[[ PROVIDED MATERIAL open ]]

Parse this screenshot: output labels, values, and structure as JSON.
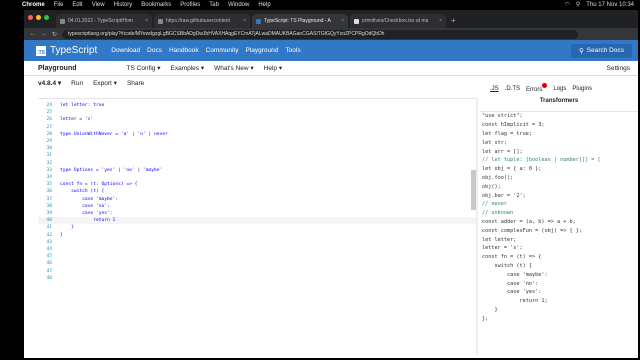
{
  "menubar": {
    "app": "Chrome",
    "items": [
      "File",
      "Edit",
      "View",
      "History",
      "Bookmarks",
      "Profiles",
      "Tab",
      "Window",
      "Help"
    ],
    "datetime": "Thu 17 Nov  10:34"
  },
  "browser": {
    "tabs": [
      {
        "title": "04.01.2022 - TypeScript/Hom",
        "active": false
      },
      {
        "title": "https://raw.githubusercontent",
        "active": false
      },
      {
        "title": "TypeScript: TS Playground - A",
        "active": true
      },
      {
        "title": "primitives/Checkbox.tsx at ma",
        "active": false
      }
    ],
    "url": "typescriptlang.org/play?#code/MYewdgzgLgBGCSBbADgDwJbHVAXHAqgEYCmATjALwaDMAUKBAGaoCGASITGfGQyYxoZPCPRgOdQbDh"
  },
  "ts": {
    "brand": "TypeScript",
    "logo": "TS",
    "nav": [
      "Download",
      "Docs",
      "Handbook",
      "Community",
      "Playground",
      "Tools"
    ],
    "search": "Search Docs",
    "playground_title": "Playground",
    "menu": [
      "TS Config ▾",
      "Examples ▾",
      "What's New ▾",
      "Help ▾"
    ],
    "settings": "Settings",
    "version": "v4.8.4 ▾",
    "run": "Run",
    "export": "Export ▾",
    "share": "Share"
  },
  "editor_lines": [
    {
      "n": "24",
      "code": "let letter: true"
    },
    {
      "n": "25",
      "code": ""
    },
    {
      "n": "26",
      "code": "letter = 's'"
    },
    {
      "n": "27",
      "code": ""
    },
    {
      "n": "28",
      "code": "type UnionWithNever = 'a' | 'n' | never"
    },
    {
      "n": "29",
      "code": ""
    },
    {
      "n": "30",
      "code": ""
    },
    {
      "n": "31",
      "code": ""
    },
    {
      "n": "32",
      "code": ""
    },
    {
      "n": "33",
      "code": "type Options = 'yes' | 'no' | 'maybe'"
    },
    {
      "n": "34",
      "code": ""
    },
    {
      "n": "35",
      "code": "const fn = (t: Options) => {"
    },
    {
      "n": "36",
      "code": "    switch (t) {"
    },
    {
      "n": "37",
      "code": "        case 'maybe':"
    },
    {
      "n": "38",
      "code": "        case 'no':"
    },
    {
      "n": "39",
      "code": "        case 'yes':"
    },
    {
      "n": "40",
      "code": "            return 1"
    },
    {
      "n": "41",
      "code": "    }"
    },
    {
      "n": "42",
      "code": "}"
    },
    {
      "n": "43",
      "code": ""
    },
    {
      "n": "44",
      "code": ""
    },
    {
      "n": "45",
      "code": ""
    },
    {
      "n": "46",
      "code": ""
    },
    {
      "n": "47",
      "code": ""
    },
    {
      "n": "48",
      "code": ""
    }
  ],
  "right": {
    "tabs": [
      ".JS",
      ".D.TS",
      "Errors",
      "Logs",
      "Plugins"
    ],
    "subtitle": "Transformers",
    "output": [
      "\"use strict\";",
      "const hImplicit = 3;",
      "let flag = true;",
      "let str;",
      "let arr = [];",
      "// let tuple: [boolean | number][] = [",
      "let obj = { a: 0 };",
      "obj.foo();",
      "obj();",
      "obj.bar = '2';",
      "// never",
      "// unknown",
      "const adder = (a, b) => a + b;",
      "const complexFun = (obj) => { };",
      "let letter;",
      "letter = 's';",
      "const fn = (t) => {",
      "    switch (t) {",
      "        case 'maybe':",
      "        case 'no':",
      "        case 'yes':",
      "            return 1;",
      "    }",
      "};"
    ]
  }
}
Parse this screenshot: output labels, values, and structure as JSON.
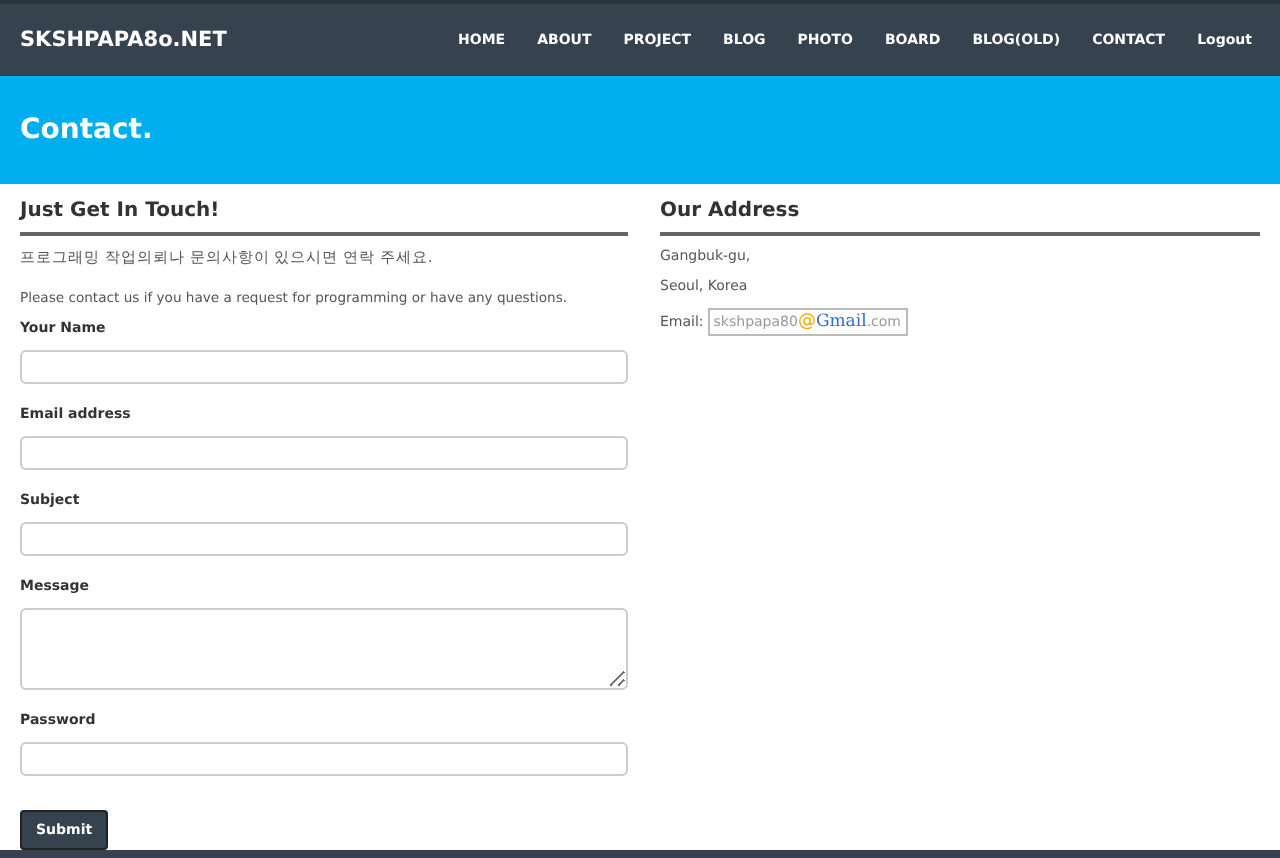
{
  "brand": "SKSHPAPA8o.NET",
  "nav": [
    {
      "label": "HOME"
    },
    {
      "label": "ABOUT"
    },
    {
      "label": "PROJECT"
    },
    {
      "label": "BLOG"
    },
    {
      "label": "PHOTO"
    },
    {
      "label": "BOARD"
    },
    {
      "label": "BLOG(OLD)"
    },
    {
      "label": "CONTACT"
    },
    {
      "label": "Logout"
    }
  ],
  "banner": {
    "title": "Contact."
  },
  "contact": {
    "heading": "Just Get In Touch!",
    "intro_ko": "프로그래밍 작업의뢰나 문의사항이 있으시면 연락 주세요.",
    "intro_en": "Please contact us if you have a request for programming or have any questions.",
    "fields": [
      {
        "label": "Your Name",
        "kind": "text"
      },
      {
        "label": "Email address",
        "kind": "text"
      },
      {
        "label": "Subject",
        "kind": "text"
      },
      {
        "label": "Message",
        "kind": "textarea"
      },
      {
        "label": "Password",
        "kind": "password"
      }
    ],
    "submit": "Submit"
  },
  "address": {
    "heading": "Our Address",
    "lines": [
      "Gangbuk-gu,",
      "Seoul, Korea"
    ],
    "email_label": "Email:",
    "email": {
      "user": "skshpapa80",
      "at": "@",
      "brand": "Gmail",
      "tld": ".com"
    }
  }
}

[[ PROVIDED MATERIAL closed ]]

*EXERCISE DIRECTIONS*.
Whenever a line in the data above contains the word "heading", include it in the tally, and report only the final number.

*COMPLETED EXERCISE*.
2